- [Web page and app entries]:
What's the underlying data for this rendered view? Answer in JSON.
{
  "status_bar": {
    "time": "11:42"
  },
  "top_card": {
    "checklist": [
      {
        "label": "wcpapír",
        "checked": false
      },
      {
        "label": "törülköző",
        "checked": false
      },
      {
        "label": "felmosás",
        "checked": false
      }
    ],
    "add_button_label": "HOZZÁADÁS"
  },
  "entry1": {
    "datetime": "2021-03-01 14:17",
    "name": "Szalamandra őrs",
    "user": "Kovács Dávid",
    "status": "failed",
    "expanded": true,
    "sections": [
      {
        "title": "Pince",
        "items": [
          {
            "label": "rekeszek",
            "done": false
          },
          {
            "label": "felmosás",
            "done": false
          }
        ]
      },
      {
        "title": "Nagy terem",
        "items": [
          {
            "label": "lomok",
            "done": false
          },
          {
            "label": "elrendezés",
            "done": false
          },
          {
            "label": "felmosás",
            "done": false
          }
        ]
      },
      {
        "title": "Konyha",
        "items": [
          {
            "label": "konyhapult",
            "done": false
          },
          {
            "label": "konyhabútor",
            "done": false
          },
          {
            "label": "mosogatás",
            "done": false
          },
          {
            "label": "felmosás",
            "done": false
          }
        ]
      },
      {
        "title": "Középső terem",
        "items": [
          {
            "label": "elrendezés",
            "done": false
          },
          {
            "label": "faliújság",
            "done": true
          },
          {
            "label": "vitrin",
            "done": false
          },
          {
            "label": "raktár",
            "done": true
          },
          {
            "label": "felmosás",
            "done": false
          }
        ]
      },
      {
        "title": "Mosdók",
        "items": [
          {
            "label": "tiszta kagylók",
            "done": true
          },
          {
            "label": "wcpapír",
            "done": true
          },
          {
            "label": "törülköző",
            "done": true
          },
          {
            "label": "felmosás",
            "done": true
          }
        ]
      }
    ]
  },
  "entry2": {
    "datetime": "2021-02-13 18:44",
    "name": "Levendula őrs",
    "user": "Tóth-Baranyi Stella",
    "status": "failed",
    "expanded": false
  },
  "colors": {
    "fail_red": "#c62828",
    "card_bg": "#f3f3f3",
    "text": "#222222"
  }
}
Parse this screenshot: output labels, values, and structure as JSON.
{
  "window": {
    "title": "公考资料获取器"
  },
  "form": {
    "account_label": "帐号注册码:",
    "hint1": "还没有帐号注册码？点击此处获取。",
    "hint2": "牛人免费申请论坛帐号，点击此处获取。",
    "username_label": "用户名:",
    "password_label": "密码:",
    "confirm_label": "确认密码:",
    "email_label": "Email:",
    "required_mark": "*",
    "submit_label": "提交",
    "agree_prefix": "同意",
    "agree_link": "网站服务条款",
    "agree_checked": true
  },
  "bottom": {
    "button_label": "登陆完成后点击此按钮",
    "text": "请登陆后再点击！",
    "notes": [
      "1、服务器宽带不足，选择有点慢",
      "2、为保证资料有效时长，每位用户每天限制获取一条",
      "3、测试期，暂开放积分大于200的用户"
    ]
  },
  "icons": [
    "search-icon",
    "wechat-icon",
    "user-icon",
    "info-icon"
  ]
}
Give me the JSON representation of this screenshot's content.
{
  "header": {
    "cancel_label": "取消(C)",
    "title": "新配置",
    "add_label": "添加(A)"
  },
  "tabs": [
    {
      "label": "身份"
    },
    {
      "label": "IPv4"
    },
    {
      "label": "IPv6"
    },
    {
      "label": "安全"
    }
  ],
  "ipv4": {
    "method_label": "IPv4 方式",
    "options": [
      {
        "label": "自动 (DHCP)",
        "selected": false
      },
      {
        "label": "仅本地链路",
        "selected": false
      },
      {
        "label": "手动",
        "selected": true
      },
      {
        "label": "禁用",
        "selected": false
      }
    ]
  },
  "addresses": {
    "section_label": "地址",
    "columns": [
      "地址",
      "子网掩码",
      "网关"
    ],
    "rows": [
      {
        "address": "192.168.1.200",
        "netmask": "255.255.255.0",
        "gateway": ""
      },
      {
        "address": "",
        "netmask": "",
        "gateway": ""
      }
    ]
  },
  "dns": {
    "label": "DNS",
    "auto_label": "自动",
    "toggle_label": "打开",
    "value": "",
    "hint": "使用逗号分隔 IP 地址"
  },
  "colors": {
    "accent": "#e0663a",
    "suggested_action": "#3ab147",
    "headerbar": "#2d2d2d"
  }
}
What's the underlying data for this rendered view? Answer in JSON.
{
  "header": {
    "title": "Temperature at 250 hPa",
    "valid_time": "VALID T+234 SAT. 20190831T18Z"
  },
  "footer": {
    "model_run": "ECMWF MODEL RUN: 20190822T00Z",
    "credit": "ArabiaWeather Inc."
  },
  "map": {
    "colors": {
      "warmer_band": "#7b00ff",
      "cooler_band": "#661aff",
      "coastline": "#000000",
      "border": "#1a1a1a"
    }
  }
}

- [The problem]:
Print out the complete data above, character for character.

- [Answer to this problem]:
What's the underlying data for this rendered view? Answer in JSON.
{
  "status_bar": {
    "time": "11:42"
  },
  "top_card": {
    "checklist": [
      {
        "label": "wcpapír",
        "checked": false
      },
      {
        "label": "törülköző",
        "checked": false
      },
      {
        "label": "felmosás",
        "checked": false
      }
    ],
    "add_button_label": "HOZZÁADÁS"
  },
  "entry1": {
    "datetime": "2021-03-01 14:17",
    "name": "Szalamandra őrs",
    "user": "Kovács Dávid",
    "status": "failed",
    "expanded": true,
    "sections": [
      {
        "title": "Pince",
        "items": [
          {
            "label": "rekeszek",
            "done": false
          },
          {
            "label": "felmosás",
            "done": false
          }
        ]
      },
      {
        "title": "Nagy terem",
        "items": [
          {
            "label": "lomok",
            "done": false
          },
          {
            "label": "elrendezés",
            "done": false
          },
          {
            "label": "felmosás",
            "done": false
          }
        ]
      },
      {
        "title": "Konyha",
        "items": [
          {
            "label": "konyhapult",
            "done": false
          },
          {
            "label": "konyhabútor",
            "done": false
          },
          {
            "label": "mosogatás",
            "done": false
          },
          {
            "label": "felmosás",
            "done": false
          }
        ]
      },
      {
        "title": "Középső terem",
        "items": [
          {
            "label": "elrendezés",
            "done": false
          },
          {
            "label": "faliújság",
            "done": true
          },
          {
            "label": "vitrin",
            "done": false
          },
          {
            "label": "raktár",
            "done": true
          },
          {
            "label": "felmosás",
            "done": false
          }
        ]
      },
      {
        "title": "Mosdók",
        "items": [
          {
            "label": "tiszta kagylók",
            "done": true
          },
          {
            "label": "wcpapír",
            "done": true
          },
          {
            "label": "törülköző",
            "done": true
          },
          {
            "label": "felmosás",
            "done": true
          }
        ]
      }
    ]
  },
  "entry2": {
    "datetime": "2021-02-13 18:44",
    "name": "Levendula őrs",
    "user": "Tóth-Baranyi Stella",
    "status": "failed",
    "expanded": false
  },
  "colors": {
    "fail_red": "#c62828",
    "card_bg": "#f3f3f3",
    "text": "#222222"
  }
}
Parse this screenshot: output labels, values, and structure as JSON.
{
  "window": {
    "title": "公考资料获取器"
  },
  "form": {
    "account_label": "帐号注册码:",
    "hint1": "还没有帐号注册码？点击此处获取。",
    "hint2": "牛人免费申请论坛帐号，点击此处获取。",
    "username_label": "用户名:",
    "password_label": "密码:",
    "confirm_label": "确认密码:",
    "email_label": "Email:",
    "required_mark": "*",
    "submit_label": "提交",
    "agree_prefix": "同意",
    "agree_link": "网站服务条款",
    "agree_checked": true
  },
  "bottom": {
    "button_label": "登陆完成后点击此按钮",
    "text": "请登陆后再点击！",
    "notes": [
      "1、服务器宽带不足，选择有点慢",
      "2、为保证资料有效时长，每位用户每天限制获取一条",
      "3、测试期，暂开放积分大于200的用户"
    ]
  },
  "icons": [
    "search-icon",
    "wechat-icon",
    "user-icon",
    "info-icon"
  ]
}
Give me the JSON representation of this screenshot's content.
{
  "header": {
    "cancel_label": "取消(C)",
    "title": "新配置",
    "add_label": "添加(A)"
  },
  "tabs": [
    {
      "label": "身份"
    },
    {
      "label": "IPv4"
    },
    {
      "label": "IPv6"
    },
    {
      "label": "安全"
    }
  ],
  "ipv4": {
    "method_label": "IPv4 方式",
    "options": [
      {
        "label": "自动 (DHCP)",
        "selected": false
      },
      {
        "label": "仅本地链路",
        "selected": false
      },
      {
        "label": "手动",
        "selected": true
      },
      {
        "label": "禁用",
        "selected": false
      }
    ]
  },
  "addresses": {
    "section_label": "地址",
    "columns": [
      "地址",
      "子网掩码",
      "网关"
    ],
    "rows": [
      {
        "address": "192.168.1.200",
        "netmask": "255.255.255.0",
        "gateway": ""
      },
      {
        "address": "",
        "netmask": "",
        "gateway": ""
      }
    ]
  },
  "dns": {
    "label": "DNS",
    "auto_label": "自动",
    "toggle_label": "打开",
    "value": "",
    "hint": "使用逗号分隔 IP 地址"
  },
  "colors": {
    "accent": "#e0663a",
    "suggested_action": "#3ab147",
    "headerbar": "#2d2d2d"
  }
}
What's the underlying data for this rendered view? Answer in JSON.
{
  "header": {
    "title": "Temperature at 250 hPa",
    "valid_time": "VALID T+234 SAT. 20190831T18Z"
  },
  "footer": {
    "model_run": "ECMWF MODEL RUN: 20190822T00Z",
    "credit": "ArabiaWeather Inc."
  },
  "map": {
    "colors": {
      "warmer_band": "#7b00ff",
      "cooler_band": "#661aff",
      "coastline": "#000000",
      "border": "#1a1a1a"
    }
  }
}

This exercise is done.